-- RECORDS TO USE follows --

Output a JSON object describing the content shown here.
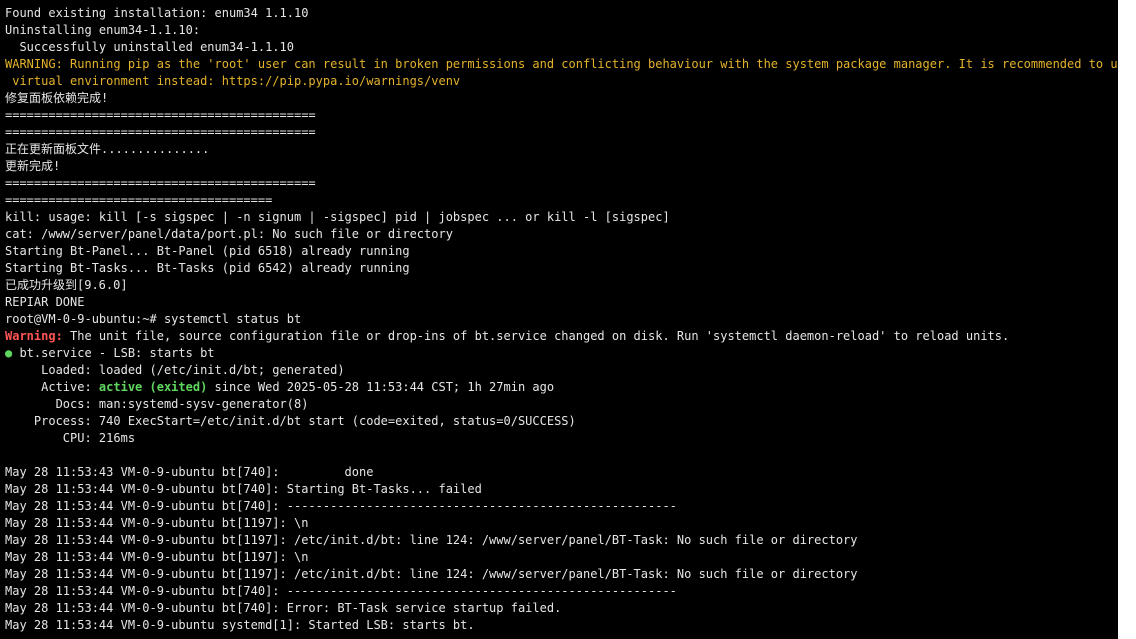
{
  "colors": {
    "background": "#000000",
    "text": "#e6e6e6",
    "warning": "#e3b22b",
    "error_label": "#ff5555",
    "active": "#5fd75f"
  },
  "lines": [
    "Found existing installation: enum34 1.1.10",
    "Uninstalling enum34-1.1.10:",
    "  Successfully uninstalled enum34-1.1.10",
    "WARNING: Running pip as the 'root' user can result in broken permissions and conflicting behaviour with the system package manager. It is recommended to use a",
    " virtual environment instead: https://pip.pypa.io/warnings/venv",
    "修复面板依赖完成!",
    "===========================================",
    "===========================================",
    "正在更新面板文件...............",
    "更新完成!",
    "===========================================",
    "=====================================",
    "kill: usage: kill [-s sigspec | -n signum | -sigspec] pid | jobspec ... or kill -l [sigspec]",
    "cat: /www/server/panel/data/port.pl: No such file or directory",
    "Starting Bt-Panel... Bt-Panel (pid 6518) already running",
    "Starting Bt-Tasks... Bt-Tasks (pid 6542) already running",
    "已成功升级到[9.6.0]",
    "REPIAR DONE",
    "root@VM-0-9-ubuntu:~# systemctl status bt"
  ],
  "warning_line": {
    "label": "Warning:",
    "text": " The unit file, source configuration file or drop-ins of bt.service changed on disk. Run 'systemctl daemon-reload' to reload units."
  },
  "service": {
    "bullet": "●",
    "title": " bt.service - LSB: starts bt",
    "loaded": "     Loaded: loaded (/etc/init.d/bt; generated)",
    "active_prefix": "     Active: ",
    "active_state": "active (exited)",
    "active_suffix": " since Wed 2025-05-28 11:53:44 CST; 1h 27min ago",
    "docs": "       Docs: man:systemd-sysv-generator(8)",
    "process": "    Process: 740 ExecStart=/etc/init.d/bt start (code=exited, status=0/SUCCESS)",
    "cpu": "        CPU: 216ms"
  },
  "log": [
    "May 28 11:53:43 VM-0-9-ubuntu bt[740]:         done",
    "May 28 11:53:44 VM-0-9-ubuntu bt[740]: Starting Bt-Tasks... failed",
    "May 28 11:53:44 VM-0-9-ubuntu bt[740]: ------------------------------------------------------",
    "May 28 11:53:44 VM-0-9-ubuntu bt[1197]: \\n",
    "May 28 11:53:44 VM-0-9-ubuntu bt[1197]: /etc/init.d/bt: line 124: /www/server/panel/BT-Task: No such file or directory",
    "May 28 11:53:44 VM-0-9-ubuntu bt[1197]: \\n",
    "May 28 11:53:44 VM-0-9-ubuntu bt[1197]: /etc/init.d/bt: line 124: /www/server/panel/BT-Task: No such file or directory",
    "May 28 11:53:44 VM-0-9-ubuntu bt[740]: ------------------------------------------------------",
    "May 28 11:53:44 VM-0-9-ubuntu bt[740]: Error: BT-Task service startup failed.",
    "May 28 11:53:44 VM-0-9-ubuntu systemd[1]: Started LSB: starts bt."
  ]
}
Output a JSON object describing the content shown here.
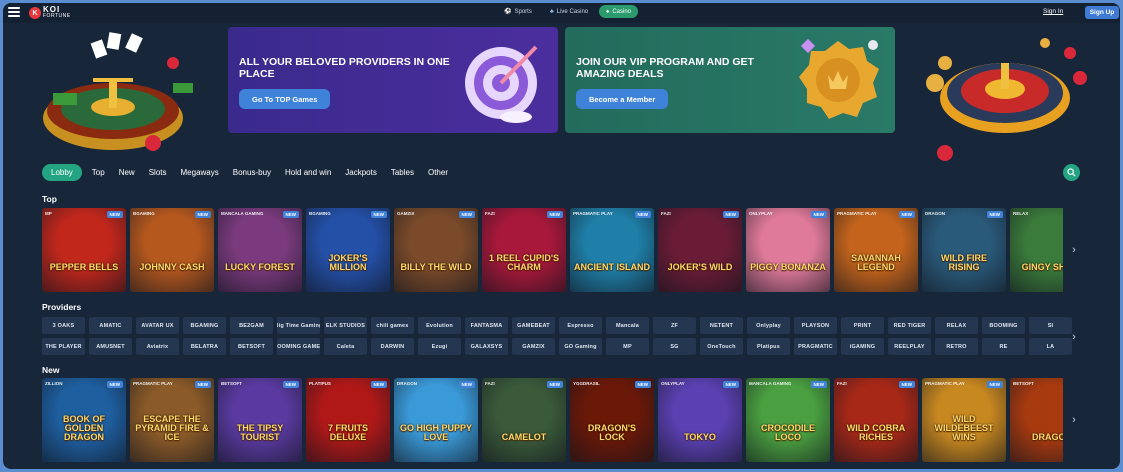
{
  "header": {
    "tabs": [
      {
        "label": "Sports",
        "icon": "sports-icon"
      },
      {
        "label": "Live Casino",
        "icon": "live-casino-icon"
      },
      {
        "label": "Casino",
        "icon": "casino-icon",
        "active": true
      }
    ],
    "sign_in": "Sign In",
    "sign_up": "Sign Up",
    "logo_top": "KOI",
    "logo_bottom": "FORTUNE"
  },
  "promos": [
    {
      "title": "ALL YOUR BELOVED PROVIDERS IN ONE PLACE",
      "button": "Go To TOP Games",
      "color": "#3d2b91"
    },
    {
      "title": "JOIN OUR VIP PROGRAM AND GET AMAZING DEALS",
      "button": "Become a Member",
      "color": "#26715f"
    }
  ],
  "categories": [
    "Lobby",
    "Top",
    "New",
    "Slots",
    "Megaways",
    "Bonus-buy",
    "Hold and win",
    "Jackpots",
    "Tables",
    "Other"
  ],
  "sections": {
    "top": "Top",
    "providers": "Providers",
    "new": "New"
  },
  "top_games": [
    {
      "name": "Pepper Bells",
      "provider": "MP",
      "bg": "#c2271c"
    },
    {
      "name": "Johnny Cash",
      "provider": "BGaming",
      "bg": "#b5581e"
    },
    {
      "name": "Lucky Forest",
      "provider": "Mancala Gaming",
      "bg": "#7a3a7d"
    },
    {
      "name": "Joker's Million",
      "provider": "BGaming",
      "bg": "#2450a8"
    },
    {
      "name": "Billy the Wild",
      "provider": "Gamzix",
      "bg": "#7a4a2a"
    },
    {
      "name": "1 Reel Cupid's Charm",
      "provider": "Fazi",
      "bg": "#a8183a"
    },
    {
      "name": "Ancient Island",
      "provider": "Pragmatic Play",
      "bg": "#1f7fa8"
    },
    {
      "name": "Joker's Wild",
      "provider": "Fazi",
      "bg": "#6a1c36"
    },
    {
      "name": "Piggy Bonanza",
      "provider": "Onlyplay",
      "bg": "#e07a9a"
    },
    {
      "name": "Savannah Legend",
      "provider": "Pragmatic Play",
      "bg": "#c4641c"
    },
    {
      "name": "Wild Fire Rising",
      "provider": "Dragon",
      "bg": "#2a5a7a"
    },
    {
      "name": "Gingy Shell",
      "provider": "Relax",
      "bg": "#3a7a3a"
    }
  ],
  "providers_row1": [
    "3 OAKS",
    "AMATIC",
    "AVATAR UX",
    "BGAMING",
    "BE2GAM",
    "Big Time Gaming",
    "ELK STUDIOS",
    "chili games",
    "Evolution",
    "FANTASMA",
    "GAMEBEAT",
    "Espresso",
    "Mancala",
    "ZF",
    "NETENT",
    "Onlyplay",
    "PLAYSON",
    "PRINT",
    "RED TIGER",
    "RELAX",
    "BOOMING",
    "SI"
  ],
  "providers_row2": [
    "THE PLAYER",
    "AMUSNET",
    "Aviatrix",
    "BELATRA",
    "BETSOFT",
    "BOOMING GAMES",
    "Caleta",
    "DARWIN",
    "Ezugi",
    "GALAXSYS",
    "GAMZIX",
    "GO Gaming",
    "MP",
    "SG",
    "OneTouch",
    "Platipus",
    "PRAGMATIC",
    "iGAMING",
    "REELPLAY",
    "RETRO",
    "RE",
    "LA"
  ],
  "new_games": [
    {
      "name": "Book of Golden Dragon",
      "provider": "Zillion",
      "bg": "#1e5fa0"
    },
    {
      "name": "Escape the Pyramid Fire & Ice",
      "provider": "Pragmatic Play",
      "bg": "#8a5a28"
    },
    {
      "name": "The Tipsy Tourist",
      "provider": "Betsoft",
      "bg": "#5a3aa0"
    },
    {
      "name": "7 Fruits Deluxe",
      "provider": "Platipus",
      "bg": "#b01818"
    },
    {
      "name": "Go High Puppy Love",
      "provider": "Dragon",
      "bg": "#3a9ad8"
    },
    {
      "name": "Camelot",
      "provider": "Fazi",
      "bg": "#3a5a3a"
    },
    {
      "name": "Dragon's Lock",
      "provider": "Yggdrasil",
      "bg": "#6a1808"
    },
    {
      "name": "Tokyo",
      "provider": "Onlyplay",
      "bg": "#5a40b0"
    },
    {
      "name": "Crocodile Loco",
      "provider": "Mancala Gaming",
      "bg": "#4aa040"
    },
    {
      "name": "Wild Cobra Riches",
      "provider": "Fazi",
      "bg": "#a82818"
    },
    {
      "name": "Wild Wildebeest Wins",
      "provider": "Pragmatic Play",
      "bg": "#c88820"
    },
    {
      "name": "Dragon",
      "provider": "Betsoft",
      "bg": "#a83a10"
    }
  ],
  "badge": "NEW",
  "colors": {
    "accent": "#24a582",
    "button": "#3f82d9",
    "background": "#18263a"
  }
}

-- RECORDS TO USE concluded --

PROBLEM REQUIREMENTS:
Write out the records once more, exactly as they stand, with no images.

OUTPUT OF THE TASK:
Output a JSON object describing the content shown here.
{
  "colors": {
    "background": "#000000",
    "text": "#e6e6e6",
    "warning": "#e3b22b",
    "error_label": "#ff5555",
    "active": "#5fd75f"
  },
  "lines": [
    "Found existing installation: enum34 1.1.10",
    "Uninstalling enum34-1.1.10:",
    "  Successfully uninstalled enum34-1.1.10",
    "WARNING: Running pip as the 'root' user can result in broken permissions and conflicting behaviour with the system package manager. It is recommended to use a",
    " virtual environment instead: https://pip.pypa.io/warnings/venv",
    "修复面板依赖完成!",
    "===========================================",
    "===========================================",
    "正在更新面板文件...............",
    "更新完成!",
    "===========================================",
    "=====================================",
    "kill: usage: kill [-s sigspec | -n signum | -sigspec] pid | jobspec ... or kill -l [sigspec]",
    "cat: /www/server/panel/data/port.pl: No such file or directory",
    "Starting Bt-Panel... Bt-Panel (pid 6518) already running",
    "Starting Bt-Tasks... Bt-Tasks (pid 6542) already running",
    "已成功升级到[9.6.0]",
    "REPIAR DONE",
    "root@VM-0-9-ubuntu:~# systemctl status bt"
  ],
  "warning_line": {
    "label": "Warning:",
    "text": " The unit file, source configuration file or drop-ins of bt.service changed on disk. Run 'systemctl daemon-reload' to reload units."
  },
  "service": {
    "bullet": "●",
    "title": " bt.service - LSB: starts bt",
    "loaded": "     Loaded: loaded (/etc/init.d/bt; generated)",
    "active_prefix": "     Active: ",
    "active_state": "active (exited)",
    "active_suffix": " since Wed 2025-05-28 11:53:44 CST; 1h 27min ago",
    "docs": "       Docs: man:systemd-sysv-generator(8)",
    "process": "    Process: 740 ExecStart=/etc/init.d/bt start (code=exited, status=0/SUCCESS)",
    "cpu": "        CPU: 216ms"
  },
  "log": [
    "May 28 11:53:43 VM-0-9-ubuntu bt[740]:         done",
    "May 28 11:53:44 VM-0-9-ubuntu bt[740]: Starting Bt-Tasks... failed",
    "May 28 11:53:44 VM-0-9-ubuntu bt[740]: ------------------------------------------------------",
    "May 28 11:53:44 VM-0-9-ubuntu bt[1197]: \\n",
    "May 28 11:53:44 VM-0-9-ubuntu bt[1197]: /etc/init.d/bt: line 124: /www/server/panel/BT-Task: No such file or directory",
    "May 28 11:53:44 VM-0-9-ubuntu bt[1197]: \\n",
    "May 28 11:53:44 VM-0-9-ubuntu bt[1197]: /etc/init.d/bt: line 124: /www/server/panel/BT-Task: No such file or directory",
    "May 28 11:53:44 VM-0-9-ubuntu bt[740]: ------------------------------------------------------",
    "May 28 11:53:44 VM-0-9-ubuntu bt[740]: Error: BT-Task service startup failed.",
    "May 28 11:53:44 VM-0-9-ubuntu systemd[1]: Started LSB: starts bt."
  ]
}
Output a JSON object describing the content shown here.
{
  "header": {
    "tabs": [
      {
        "label": "Sports",
        "icon": "sports-icon"
      },
      {
        "label": "Live Casino",
        "icon": "live-casino-icon"
      },
      {
        "label": "Casino",
        "icon": "casino-icon",
        "active": true
      }
    ],
    "sign_in": "Sign In",
    "sign_up": "Sign Up",
    "logo_top": "KOI",
    "logo_bottom": "FORTUNE"
  },
  "promos": [
    {
      "title": "ALL YOUR BELOVED PROVIDERS IN ONE PLACE",
      "button": "Go To TOP Games",
      "color": "#3d2b91"
    },
    {
      "title": "JOIN OUR VIP PROGRAM AND GET AMAZING DEALS",
      "button": "Become a Member",
      "color": "#26715f"
    }
  ],
  "categories": [
    "Lobby",
    "Top",
    "New",
    "Slots",
    "Megaways",
    "Bonus-buy",
    "Hold and win",
    "Jackpots",
    "Tables",
    "Other"
  ],
  "sections": {
    "top": "Top",
    "providers": "Providers",
    "new": "New"
  },
  "top_games": [
    {
      "name": "Pepper Bells",
      "provider": "MP",
      "bg": "#c2271c"
    },
    {
      "name": "Johnny Cash",
      "provider": "BGaming",
      "bg": "#b5581e"
    },
    {
      "name": "Lucky Forest",
      "provider": "Mancala Gaming",
      "bg": "#7a3a7d"
    },
    {
      "name": "Joker's Million",
      "provider": "BGaming",
      "bg": "#2450a8"
    },
    {
      "name": "Billy the Wild",
      "provider": "Gamzix",
      "bg": "#7a4a2a"
    },
    {
      "name": "1 Reel Cupid's Charm",
      "provider": "Fazi",
      "bg": "#a8183a"
    },
    {
      "name": "Ancient Island",
      "provider": "Pragmatic Play",
      "bg": "#1f7fa8"
    },
    {
      "name": "Joker's Wild",
      "provider": "Fazi",
      "bg": "#6a1c36"
    },
    {
      "name": "Piggy Bonanza",
      "provider": "Onlyplay",
      "bg": "#e07a9a"
    },
    {
      "name": "Savannah Legend",
      "provider": "Pragmatic Play",
      "bg": "#c4641c"
    },
    {
      "name": "Wild Fire Rising",
      "provider": "Dragon",
      "bg": "#2a5a7a"
    },
    {
      "name": "Gingy Shell",
      "provider": "Relax",
      "bg": "#3a7a3a"
    }
  ],
  "providers_row1": [
    "3 OAKS",
    "AMATIC",
    "AVATAR UX",
    "BGAMING",
    "BE2GAM",
    "Big Time Gaming",
    "ELK STUDIOS",
    "chili games",
    "Evolution",
    "FANTASMA",
    "GAMEBEAT",
    "Espresso",
    "Mancala",
    "ZF",
    "NETENT",
    "Onlyplay",
    "PLAYSON",
    "PRINT",
    "RED TIGER",
    "RELAX",
    "BOOMING",
    "SI"
  ],
  "providers_row2": [
    "THE PLAYER",
    "AMUSNET",
    "Aviatrix",
    "BELATRA",
    "BETSOFT",
    "BOOMING GAMES",
    "Caleta",
    "DARWIN",
    "Ezugi",
    "GALAXSYS",
    "GAMZIX",
    "GO Gaming",
    "MP",
    "SG",
    "OneTouch",
    "Platipus",
    "PRAGMATIC",
    "iGAMING",
    "REELPLAY",
    "RETRO",
    "RE",
    "LA"
  ],
  "new_games": [
    {
      "name": "Book of Golden Dragon",
      "provider": "Zillion",
      "bg": "#1e5fa0"
    },
    {
      "name": "Escape the Pyramid Fire & Ice",
      "provider": "Pragmatic Play",
      "bg": "#8a5a28"
    },
    {
      "name": "The Tipsy Tourist",
      "provider": "Betsoft",
      "bg": "#5a3aa0"
    },
    {
      "name": "7 Fruits Deluxe",
      "provider": "Platipus",
      "bg": "#b01818"
    },
    {
      "name": "Go High Puppy Love",
      "provider": "Dragon",
      "bg": "#3a9ad8"
    },
    {
      "name": "Camelot",
      "provider": "Fazi",
      "bg": "#3a5a3a"
    },
    {
      "name": "Dragon's Lock",
      "provider": "Yggdrasil",
      "bg": "#6a1808"
    },
    {
      "name": "Tokyo",
      "provider": "Onlyplay",
      "bg": "#5a40b0"
    },
    {
      "name": "Crocodile Loco",
      "provider": "Mancala Gaming",
      "bg": "#4aa040"
    },
    {
      "name": "Wild Cobra Riches",
      "provider": "Fazi",
      "bg": "#a82818"
    },
    {
      "name": "Wild Wildebeest Wins",
      "provider": "Pragmatic Play",
      "bg": "#c88820"
    },
    {
      "name": "Dragon",
      "provider": "Betsoft",
      "bg": "#a83a10"
    }
  ],
  "badge": "NEW",
  "colors": {
    "accent": "#24a582",
    "button": "#3f82d9",
    "background": "#18263a"
  }
}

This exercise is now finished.